Sister number two fell for the philanderer Oswald Mosley who gave her a life of misery, arguments, humiliation, shame and finally a too early death. His mistresses were so many that the book could not mention them all. But the youngest sister, Baba, that became his mistress three months after the death of his wife, and Diana Mitford Guinness, receive a lot of space in the book. Especially Diana gets a lot of space since she wrecked all three sisters' lives, the childrens' and Baba's husband's. Baba married Prince Edward's best friend Fruity Metcalfe who was 17 years older than her. Which means that the book also go in to all the Prince's affairs, his personality and interests, his abdication after becoming King and his marriage to Wallis Simpson and their pretend court in France.
Baba was Mosley's mistress for years till she discovered that he had married mistress number 2, Diana Mitford, and had had a child with her. The book also describes her life with numerous lovers and her non-war efforts as well as Irene's war efforts and work. Irene had time for everything from taking care of Mosley and Metcalfe children to doing charity work and partying.

This book is very detailed, well researched and a fascinating read even though their world of incredible riches, immorality, no conscience, is as far as it can be from modern life.
11 comment|9 people found this helpful. Was this review helpful to you?YesNoReport abuse
on 24 January 2001
I thought that this book was a complete delight to read as it gave me insight to what actually happened during the first forty years of the last century.
I would highly recommend this as an excellent read.
0Comment|12 people found this helpful. Was this review helpful to you?YesNoReport abuse
on 14 January 2016
I bought the book in haste for research on a book I am writing and did not realise it was by Anne de Courcy. I have only read one of her biographies and her delight in lascivious detail spoils the books for me. A little restraint would make her books more palatable.
0Comment|One person found this helpful. Was this review helpful to you?YesNoReport abuse
on 1 March 2014
Well researched a family of some merit Anne de Courcy brings together all the strands of their very interesting life with ease ,which made it a very entertaining read.
0Comment|One person found this helpful. Was this review helpful to you?YesNoReport abuse
on 30 January 2016
I wanted to read this book after I'd read about Diana Mitford by the same author and the Curzon sisters were well documented due to their intertwined lives. I was not disappointed. This really was a truly brilliant book. Held my interest throughout well researched and written. Sometimes a little repetitive but you can forgive this as it never becomes boring. If you like this era in history and enjoy reading about the sometimes spoilt and pampered rich and how their lives become connected this is the book for you. Highly recommended
0Comment|Was this review helpful to you?YesNoReport abuse
on 26 March 2015
good biographies are hard to find, great biographies are rare as hen's teeth. this is one. perfectly detached & fair, yet the characters leap off the page & crawl under one's skin. i could not put it down. this is what biography should be.
(lack of individual footnotes is presumably justified by the fact that sources were private letters, diaries & interviews all unavailable to the general public. the source notes are good.)
0Comment|Was this review helpful to you?YesNoReport abuse
on 10 January 2016
Sadly Curzon's daughters turn out to be rather vapid and light weight, inspite of being Lord Curzon's daughters and the daughters of lovely American Mary Leiter. Probably because she died so young and they were left in the hands of nannies and Curzon's girlfriends. I found the book interesting about the other side of Curzon, but rapidly lost interest in his daughters, so never finished the book. I will one day . . .
0Comment|Was this review helpful to you?YesNoReport abuse

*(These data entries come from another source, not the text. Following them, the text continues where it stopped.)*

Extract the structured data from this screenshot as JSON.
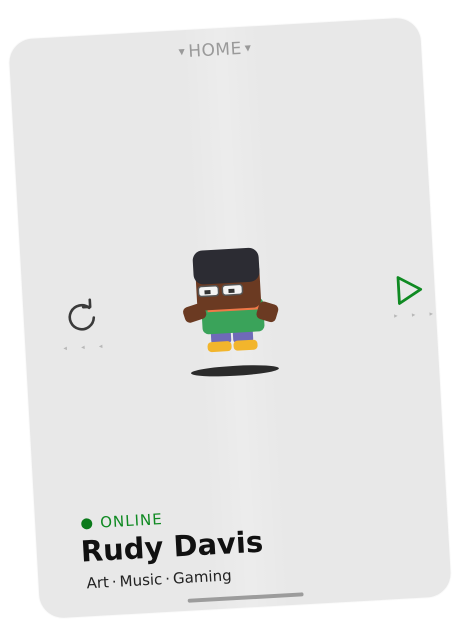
{
  "header": {
    "tab_label": "HOME"
  },
  "controls": {
    "reset_icon": "refresh-icon",
    "play_icon": "play-icon",
    "left_dots": "◂ ◂ ◂",
    "right_dots": "▸ ▸ ▸"
  },
  "profile": {
    "status": "ONLINE",
    "status_color": "#0a7a1a",
    "name": "Rudy Davis",
    "tags": [
      "Art",
      "Music",
      "Gaming"
    ]
  },
  "colors": {
    "card_bg": "#e8e8e8",
    "accent_green": "#0f8a22"
  }
}
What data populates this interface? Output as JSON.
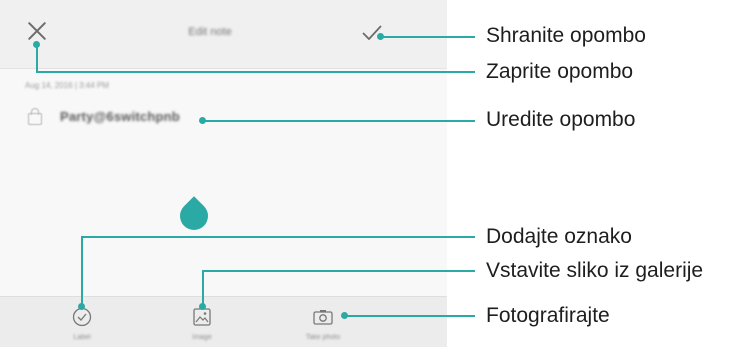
{
  "titlebar": {
    "title": "Edit note"
  },
  "note": {
    "date": "Aug 14, 2016 | 3:44 PM",
    "text": "Party@6switchpnb"
  },
  "bottombar": {
    "tags_label": "Label",
    "image_label": "Image",
    "camera_label": "Take photo"
  },
  "callouts": {
    "save_note": "Shranite opombo",
    "close_note": "Zaprite opombo",
    "edit_note": "Uredite opombo",
    "add_tag": "Dodajte oznako",
    "insert_image": "Vstavite sliko iz galerije",
    "take_photo": "Fotografirajte"
  },
  "colors": {
    "accent": "#2ba9a5",
    "titlebar_bg": "#f0f0f0",
    "bottombar_bg": "#ececec",
    "content_bg": "#f8f8f8"
  }
}
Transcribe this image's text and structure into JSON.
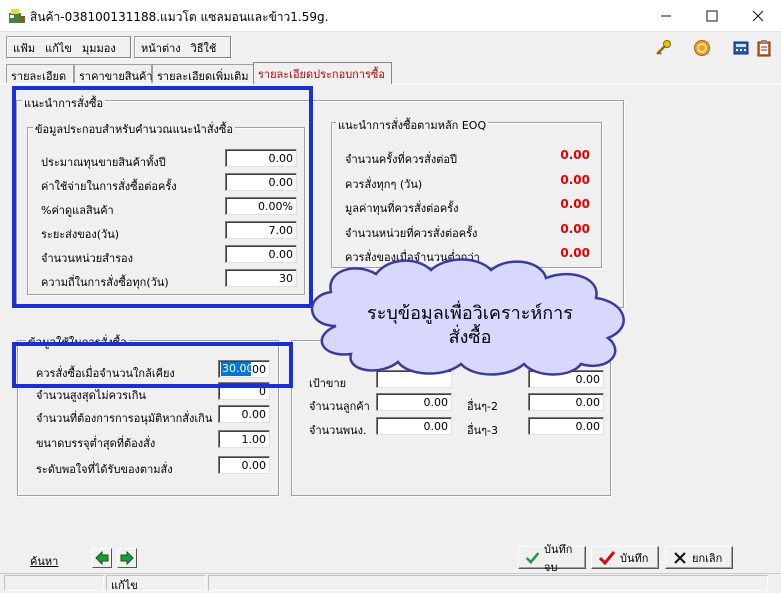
{
  "window": {
    "title": "สินค้า-038100131188.แมวโต แซลมอนและข้าว1.59g.",
    "controls": [
      "minimize",
      "maximize",
      "close"
    ]
  },
  "menu": {
    "group1": [
      "แฟ้ม",
      "แก้ไข",
      "มุมมอง"
    ],
    "group2": [
      "หน้าต่าง",
      "วิธีใช้"
    ],
    "toolbar_icons": [
      "key-icon",
      "gold-coin-icon",
      "calculator-icon",
      "clipboard-icon"
    ]
  },
  "tabs": [
    {
      "label": "รายละเอียด",
      "active": false
    },
    {
      "label": "ราคาขายสินค้า",
      "active": false
    },
    {
      "label": "รายละเอียดเพิ่มเติม",
      "active": false
    },
    {
      "label": "รายละเอียดประกอบการซื้อ",
      "active": true
    }
  ],
  "purchase_advice": {
    "group_title": "แนะนำการสั่งซื้อ",
    "calc_group_title": "ข้อมูลประกอบสำหรับคำนวณแนะนำสั่งซื้อ",
    "fields": [
      {
        "label": "ประมาณทุนขายสินค้าทั้งปี",
        "value": "0.00"
      },
      {
        "label": "ค่าใช้จ่ายในการสั่งซื้อต่อครั้ง",
        "value": "0.00"
      },
      {
        "label": "%ค่าดูแลสินค้า",
        "value": "0.00%"
      },
      {
        "label": "ระยะส่งของ(วัน)",
        "value": "7.00"
      },
      {
        "label": "จำนวนหน่วยสำรอง",
        "value": "0.00"
      },
      {
        "label": "ความถี่ในการสั่งซื้อทุก(วัน)",
        "value": "30"
      }
    ]
  },
  "eoq": {
    "group_title": "แนะนำการสั่งซื้อตามหลัก EOQ",
    "rows": [
      {
        "label": "จำนวนครั้งที่ควรสั่งต่อปี",
        "value": "0.00"
      },
      {
        "label": "ควรสั่งทุกๆ (วัน)",
        "value": "0.00"
      },
      {
        "label": "มูลค่าทุนที่ควรสั่งต่อครั้ง",
        "value": "0.00"
      },
      {
        "label": "จำนวนหน่วยที่ควรสั่งต่อครั้ง",
        "value": "0.00"
      },
      {
        "label": "ควรสั่งของเมื่อจำนวนต่ำกว่า",
        "value": "0.00"
      }
    ]
  },
  "order_conditions": {
    "group_title": "ข้อมูลใช้ในการสั่งซื้อ",
    "fields": [
      {
        "label": "ควรสั่งซื้อเมื่อจำนวนใกล้เคียง",
        "value": "30.00",
        "selected": true
      },
      {
        "label": "จำนวนสูงสุดไม่ควรเกิน",
        "value": "0"
      },
      {
        "label": "จำนวนที่ต้องการการอนุมัติหากสั่งเกิน",
        "value": "0.00"
      },
      {
        "label": "ขนาดบรรจุต่ำสุดที่ต้องสั่ง",
        "value": "1.00"
      },
      {
        "label": "ระดับพอใจที่ได้รับของตามสั่ง",
        "value": "0.00"
      }
    ]
  },
  "other": {
    "rows": [
      {
        "left_label": "เป้าขาย",
        "left_value": "",
        "right_label": "",
        "right_value": "0.00"
      },
      {
        "left_label": "จำนวนลูกค้า",
        "left_value": "0.00",
        "right_label": "อื่นๆ-2",
        "right_value": "0.00"
      },
      {
        "left_label": "จำนวนพนง.",
        "left_value": "0.00",
        "right_label": "อื่นๆ-3",
        "right_value": "0.00"
      }
    ]
  },
  "callout": {
    "line1": "ระบุข้อมูลเพื่อวิเคราะห์การ",
    "line2": "สั่งซื้อ"
  },
  "bottom": {
    "search_link": "ค้นหา",
    "save_close": "บันทึกจบ",
    "save": "บันทึก",
    "cancel": "ยกเลิก"
  },
  "status": {
    "mode": "แก้ไข"
  },
  "colors": {
    "highlight_box": "#1a2fd6",
    "eoq_value": "#e00000",
    "active_tab": "#c00000"
  }
}
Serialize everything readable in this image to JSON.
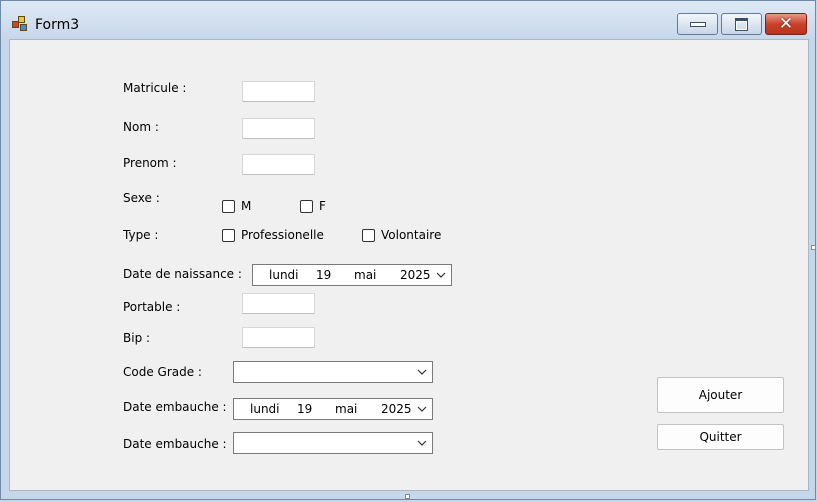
{
  "window": {
    "title": "Form3"
  },
  "form": {
    "matricule_label": "Matricule :",
    "nom_label": "Nom :",
    "prenom_label": "Prenom :",
    "sexe_label": "Sexe :",
    "sexe_m": "M",
    "sexe_f": "F",
    "type_label": "Type :",
    "type_pro": "Professionelle",
    "type_vol": "Volontaire",
    "date_naissance_label": "Date de naissance :",
    "date_naissance": {
      "day_name": "lundi",
      "day": "19",
      "month": "mai",
      "year": "2025"
    },
    "portable_label": "Portable :",
    "bip_label": "Bip :",
    "code_grade_label": "Code Grade :",
    "date_embauche_label": "Date embauche :",
    "date_embauche": {
      "day_name": "lundi",
      "day": "19",
      "month": "mai",
      "year": "2025"
    },
    "date_embauche2_label": "Date embauche :"
  },
  "buttons": {
    "ajouter": "Ajouter",
    "quitter": "Quitter"
  },
  "icons": {
    "app": "form-app-icon",
    "minimize": "minimize-icon",
    "maximize": "maximize-icon",
    "close": "close-icon",
    "dropdown": "chevron-down-icon"
  }
}
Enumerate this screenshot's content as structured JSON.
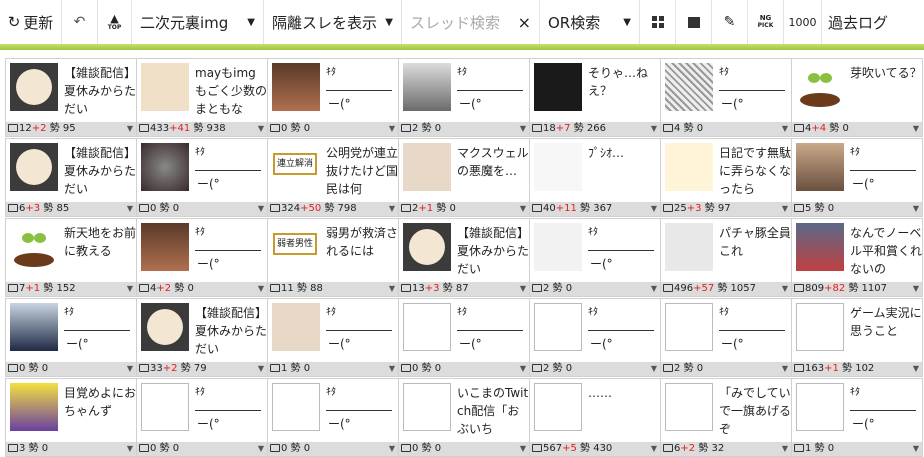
{
  "toolbar": {
    "refresh_label": "更新",
    "back_icon": "undo-arrow-icon",
    "top_label": "TOP",
    "board_label": "二次元裏img",
    "isolated_label": "隔離スレを表示",
    "search_placeholder": "スレッド検索",
    "clear_label": "×",
    "or_label": "OR検索",
    "ng_label_1": "NG",
    "ng_label_2": "PICK",
    "count_label": "1000",
    "past_log_label": "過去ログ"
  },
  "colors": {
    "accent_green": "#9dc63c",
    "red": "#e02020",
    "stat_bg": "#dcdcdc"
  },
  "cells": [
    {
      "thumb": "radio-logo",
      "text": "【雑談配信】夏休みからただい",
      "count": "12",
      "inc": "+2",
      "ikioi": "95"
    },
    {
      "thumb": "potato-illust",
      "text": "mayもimgもごく少数のまともな",
      "count": "433",
      "inc": "+41",
      "ikioi": "938"
    },
    {
      "thumb": "face-photo",
      "kita": true,
      "count": "0",
      "inc": "",
      "ikioi": "0"
    },
    {
      "thumb": "politician-photo",
      "kita": true,
      "count": "2",
      "inc": "",
      "ikioi": "0"
    },
    {
      "thumb": "tweet-screenshot",
      "text": "そりゃ…ねえ？",
      "count": "18",
      "inc": "+7",
      "ikioi": "266"
    },
    {
      "thumb": "manga-page",
      "kita": true,
      "count": "4",
      "inc": "",
      "ikioi": "0"
    },
    {
      "thumb": "sprout-image",
      "text": "芽吹いてる？",
      "count": "4",
      "inc": "+4",
      "ikioi": "0"
    },
    {
      "thumb": "radio-logo",
      "text": "【雑談配信】夏休みからただい",
      "count": "6",
      "inc": "+3",
      "ikioi": "85"
    },
    {
      "thumb": "dark-photo",
      "kita": true,
      "count": "0",
      "inc": "",
      "ikioi": "0"
    },
    {
      "thumb": "news-badge-1",
      "badge": "連立解消",
      "text": "公明党が連立抜けたけど国民は何",
      "count": "324",
      "inc": "+50",
      "ikioi": "798"
    },
    {
      "thumb": "anime-girl",
      "text": "マクスウェルの悪魔を…",
      "count": "2",
      "inc": "+1",
      "ikioi": "0"
    },
    {
      "thumb": "pink-rabbit",
      "text": "ﾌﾟｼｵ…",
      "count": "40",
      "inc": "+11",
      "ikioi": "367"
    },
    {
      "thumb": "manga-cats",
      "text": "日記です無駄に弄らなくなったら",
      "count": "25",
      "inc": "+3",
      "ikioi": "97"
    },
    {
      "thumb": "laughing-man",
      "kita": true,
      "count": "5",
      "inc": "",
      "ikioi": "0"
    },
    {
      "thumb": "sprout-image",
      "text": "新天地をお前に教える",
      "count": "7",
      "inc": "+1",
      "ikioi": "152"
    },
    {
      "thumb": "face-photo",
      "kita": true,
      "count": "4",
      "inc": "+2",
      "ikioi": "0"
    },
    {
      "thumb": "news-badge-2",
      "badge": "弱者男性",
      "text": "弱男が救済されるには",
      "count": "11",
      "inc": "",
      "ikioi": "88"
    },
    {
      "thumb": "radio-logo",
      "text": "【雑談配信】夏休みからただい",
      "count": "13",
      "inc": "+3",
      "ikioi": "87"
    },
    {
      "thumb": "white-rabbit",
      "kita": true,
      "count": "2",
      "inc": "",
      "ikioi": "0"
    },
    {
      "thumb": "manga-panel",
      "text": "パチャ豚全員これ",
      "count": "496",
      "inc": "+57",
      "ikioi": "1057"
    },
    {
      "thumb": "speaker-photo",
      "text": "なんでノーベル平和賞くれないの",
      "count": "809",
      "inc": "+82",
      "ikioi": "1107"
    },
    {
      "thumb": "suit-man",
      "kita": true,
      "count": "0",
      "inc": "",
      "ikioi": "0"
    },
    {
      "thumb": "radio-logo",
      "text": "【雑談配信】夏休みからただい",
      "count": "33",
      "inc": "+2",
      "ikioi": "79"
    },
    {
      "thumb": "anime-girl",
      "kita": true,
      "count": "1",
      "inc": "",
      "ikioi": "0"
    },
    {
      "thumb": "broken",
      "kita": true,
      "count": "0",
      "inc": "",
      "ikioi": "0"
    },
    {
      "thumb": "broken",
      "kita": true,
      "count": "2",
      "inc": "",
      "ikioi": "0"
    },
    {
      "thumb": "broken",
      "kita": true,
      "count": "2",
      "inc": "",
      "ikioi": "0"
    },
    {
      "thumb": "broken",
      "text": "ゲーム実況に思うこと",
      "count": "163",
      "inc": "+1",
      "ikioi": "102"
    },
    {
      "thumb": "anime-purple",
      "text": "目覚めよにおちゃんず",
      "count": "3",
      "inc": "",
      "ikioi": "0"
    },
    {
      "thumb": "broken",
      "kita": true,
      "count": "0",
      "inc": "",
      "ikioi": "0"
    },
    {
      "thumb": "broken",
      "kita": true,
      "count": "0",
      "inc": "",
      "ikioi": "0"
    },
    {
      "thumb": "broken",
      "text": "いこまのTwitch配信「おぶいち",
      "count": "0",
      "inc": "",
      "ikioi": "0"
    },
    {
      "thumb": "broken",
      "text": "……",
      "count": "567",
      "inc": "+5",
      "ikioi": "430"
    },
    {
      "thumb": "broken",
      "text": "「みでしていで一旗あげるぞ",
      "count": "6",
      "inc": "+2",
      "ikioi": "32"
    },
    {
      "thumb": "broken",
      "kita": true,
      "count": "1",
      "inc": "",
      "ikioi": "0"
    }
  ],
  "kita": {
    "l1": "ｷﾀ",
    "l3": "ー(°"
  },
  "ikioi_label": "勢"
}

Send us feedback

How can we make Amazon Customer Reviews better for you?
Let us know here.

Sponsored Links

  (What is this?)